**INSTRUCTIONS FOR THE TASK**:
Where a picture appears, skip it and copy everything else in the listing exactly.

**RECORDED INFORMATION**:
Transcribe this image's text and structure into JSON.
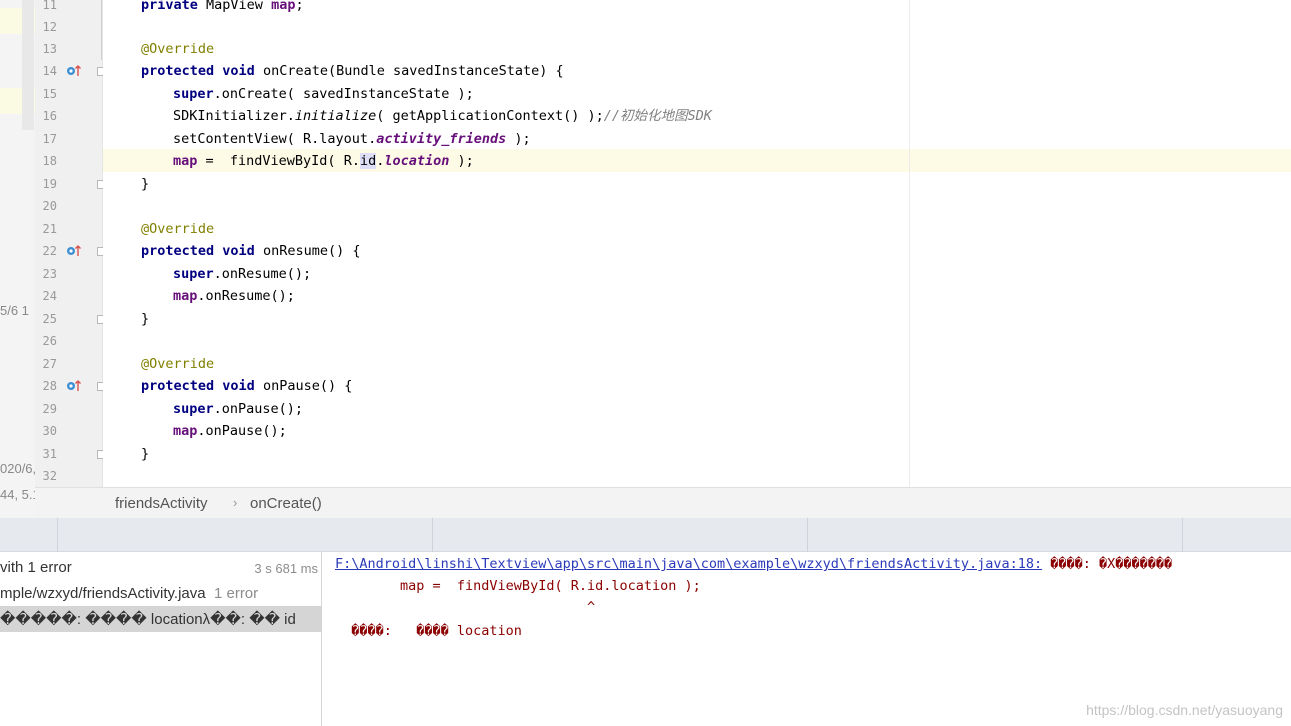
{
  "left_panel": {
    "snippets": [
      "5/6 1",
      "020/6,",
      "44, 5.1"
    ]
  },
  "gutter": {
    "line_numbers": [
      "11",
      "12",
      "13",
      "14",
      "15",
      "16",
      "17",
      "18",
      "19",
      "20",
      "21",
      "22",
      "23",
      "24",
      "25",
      "26",
      "27",
      "28",
      "29",
      "30",
      "31",
      "32"
    ]
  },
  "code": {
    "line11": {
      "kw": "private",
      "type": " MapView ",
      "field": "map",
      "end": ";"
    },
    "line13": "@Override",
    "line14": {
      "kw1": "protected",
      "kw2": "void",
      "rest": " onCreate(Bundle savedInstanceState) {"
    },
    "line15": {
      "kw": "super",
      "rest": ".onCreate( savedInstanceState );"
    },
    "line16": {
      "a": "SDKInitializer.",
      "method": "initialize",
      "b": "( getApplicationContext() );",
      "comment": "//初始化地图SDK"
    },
    "line17": {
      "a": "setContentView( R.layout.",
      "field": "activity_friends",
      "b": " );"
    },
    "line18": {
      "field": "map",
      "a": " =  findViewById( R.",
      "sel": "id",
      "b": ".",
      "field2": "location",
      "c": " );"
    },
    "line19": "}",
    "line21": "@Override",
    "line22": {
      "kw1": "protected",
      "kw2": "void",
      "rest": " onResume() {"
    },
    "line23": {
      "kw": "super",
      "rest": ".onResume();"
    },
    "line24": {
      "field": "map",
      "rest": ".onResume();"
    },
    "line25": "}",
    "line27": "@Override",
    "line28": {
      "kw1": "protected",
      "kw2": "void",
      "rest": " onPause() {"
    },
    "line29": {
      "kw": "super",
      "rest": ".onPause();"
    },
    "line30": {
      "field": "map",
      "rest": ".onPause();"
    },
    "line31": "}"
  },
  "breadcrumb": {
    "class_name": "friendsActivity",
    "separator": "›",
    "method_name": "onCreate()"
  },
  "build_tree": {
    "root_label": "vith 1 error",
    "root_time": "3 s 681 ms",
    "file_label": "mple/wzxyd/friendsActivity.java",
    "file_count": "1 error",
    "error_item": "�����:  ���� locationλ��: �� id"
  },
  "console": {
    "path_link": "F:\\Android\\linshi\\Textview\\app\\src\\main\\java\\com\\example\\wzxyd\\friendsActivity.java:18:",
    "path_msg": " ����: �X�������",
    "code_line": "        map =  findViewById( R.id.location );",
    "caret_line": "                               ^",
    "symbol_line": "  ����:   ���� location"
  },
  "watermark": "https://blog.csdn.net/yasuoyang",
  "colors": {
    "keyword": "#000080",
    "annotation": "#808000",
    "field": "#660e7a",
    "comment": "#808080",
    "highlight_line": "#fdfae6",
    "console_error": "#8b0000",
    "link": "#2b3aba"
  }
}
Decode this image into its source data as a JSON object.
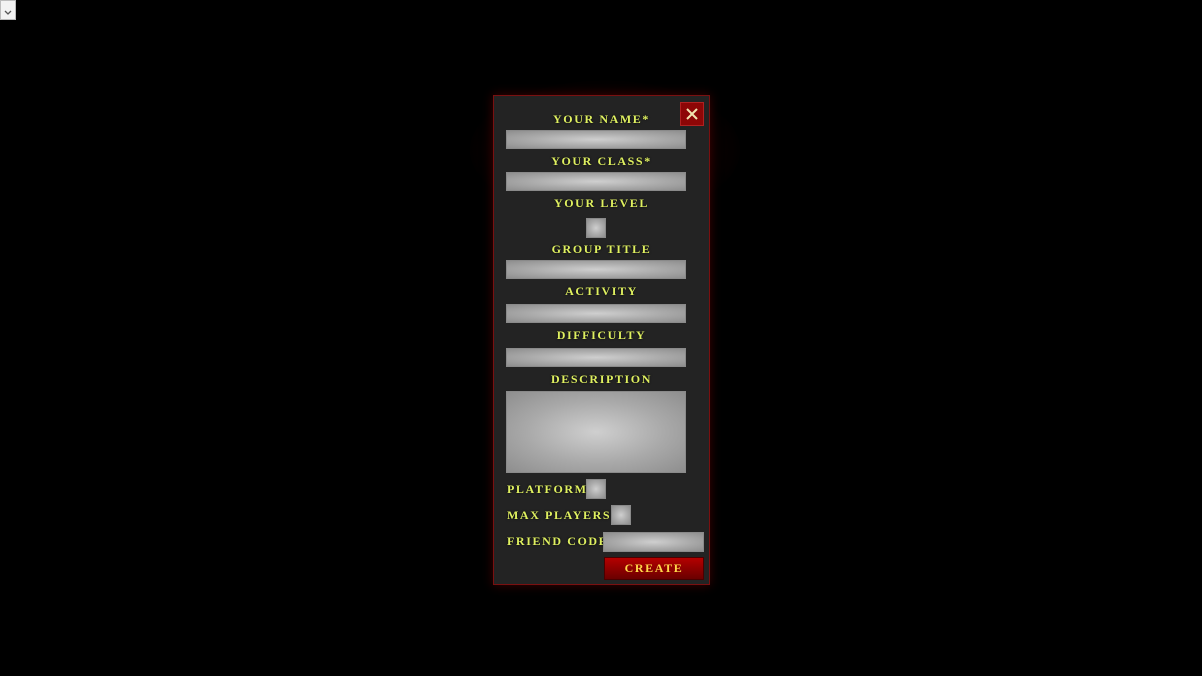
{
  "dialog": {
    "close_icon": "close-icon",
    "fields": {
      "name_label": "YOUR NAME*",
      "class_label": "YOUR CLASS*",
      "level_label": "YOUR LEVEL",
      "group_title_label": "GROUP TITLE",
      "activity_label": "ACTIVITY",
      "difficulty_label": "DIFFICULTY",
      "description_label": "DESCRIPTION",
      "platform_label": "PLATFORM",
      "max_players_label": "MAX PLAYERS",
      "friend_code_label": "FRIEND CODE"
    },
    "create_label": "CREATE"
  },
  "top_left_select": {
    "icon": "chevron-down-icon"
  },
  "colors": {
    "background": "#000000",
    "panel": "#232323",
    "panel_border": "#7a1010",
    "label_text": "#dff060",
    "button_red": "#b40000",
    "button_text": "#ffd84a"
  }
}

**WRITTEN ANSWER**:
Transcribe this image's text and structure into JSON.
{
  "left_panel": {
    "snippets": [
      "5/6 1",
      "020/6,",
      "44, 5.1"
    ]
  },
  "gutter": {
    "line_numbers": [
      "11",
      "12",
      "13",
      "14",
      "15",
      "16",
      "17",
      "18",
      "19",
      "20",
      "21",
      "22",
      "23",
      "24",
      "25",
      "26",
      "27",
      "28",
      "29",
      "30",
      "31",
      "32"
    ]
  },
  "code": {
    "line11": {
      "kw": "private",
      "type": " MapView ",
      "field": "map",
      "end": ";"
    },
    "line13": "@Override",
    "line14": {
      "kw1": "protected",
      "kw2": "void",
      "rest": " onCreate(Bundle savedInstanceState) {"
    },
    "line15": {
      "kw": "super",
      "rest": ".onCreate( savedInstanceState );"
    },
    "line16": {
      "a": "SDKInitializer.",
      "method": "initialize",
      "b": "( getApplicationContext() );",
      "comment": "//初始化地图SDK"
    },
    "line17": {
      "a": "setContentView( R.layout.",
      "field": "activity_friends",
      "b": " );"
    },
    "line18": {
      "field": "map",
      "a": " =  findViewById( R.",
      "sel": "id",
      "b": ".",
      "field2": "location",
      "c": " );"
    },
    "line19": "}",
    "line21": "@Override",
    "line22": {
      "kw1": "protected",
      "kw2": "void",
      "rest": " onResume() {"
    },
    "line23": {
      "kw": "super",
      "rest": ".onResume();"
    },
    "line24": {
      "field": "map",
      "rest": ".onResume();"
    },
    "line25": "}",
    "line27": "@Override",
    "line28": {
      "kw1": "protected",
      "kw2": "void",
      "rest": " onPause() {"
    },
    "line29": {
      "kw": "super",
      "rest": ".onPause();"
    },
    "line30": {
      "field": "map",
      "rest": ".onPause();"
    },
    "line31": "}"
  },
  "breadcrumb": {
    "class_name": "friendsActivity",
    "separator": "›",
    "method_name": "onCreate()"
  },
  "build_tree": {
    "root_label": "vith 1 error",
    "root_time": "3 s 681 ms",
    "file_label": "mple/wzxyd/friendsActivity.java",
    "file_count": "1 error",
    "error_item": "�����:  ���� locationλ��: �� id"
  },
  "console": {
    "path_link": "F:\\Android\\linshi\\Textview\\app\\src\\main\\java\\com\\example\\wzxyd\\friendsActivity.java:18:",
    "path_msg": " ����: �X�������",
    "code_line": "        map =  findViewById( R.id.location );",
    "caret_line": "                               ^",
    "symbol_line": "  ����:   ���� location"
  },
  "watermark": "https://blog.csdn.net/yasuoyang",
  "colors": {
    "keyword": "#000080",
    "annotation": "#808000",
    "field": "#660e7a",
    "comment": "#808080",
    "highlight_line": "#fdfae6",
    "console_error": "#8b0000",
    "link": "#2b3aba"
  }
}
Decode this image into its source data as a JSON object.
{
  "dialog": {
    "close_icon": "close-icon",
    "fields": {
      "name_label": "YOUR NAME*",
      "class_label": "YOUR CLASS*",
      "level_label": "YOUR LEVEL",
      "group_title_label": "GROUP TITLE",
      "activity_label": "ACTIVITY",
      "difficulty_label": "DIFFICULTY",
      "description_label": "DESCRIPTION",
      "platform_label": "PLATFORM",
      "max_players_label": "MAX PLAYERS",
      "friend_code_label": "FRIEND CODE"
    },
    "create_label": "CREATE"
  },
  "top_left_select": {
    "icon": "chevron-down-icon"
  },
  "colors": {
    "background": "#000000",
    "panel": "#232323",
    "panel_border": "#7a1010",
    "label_text": "#dff060",
    "button_red": "#b40000",
    "button_text": "#ffd84a"
  }
}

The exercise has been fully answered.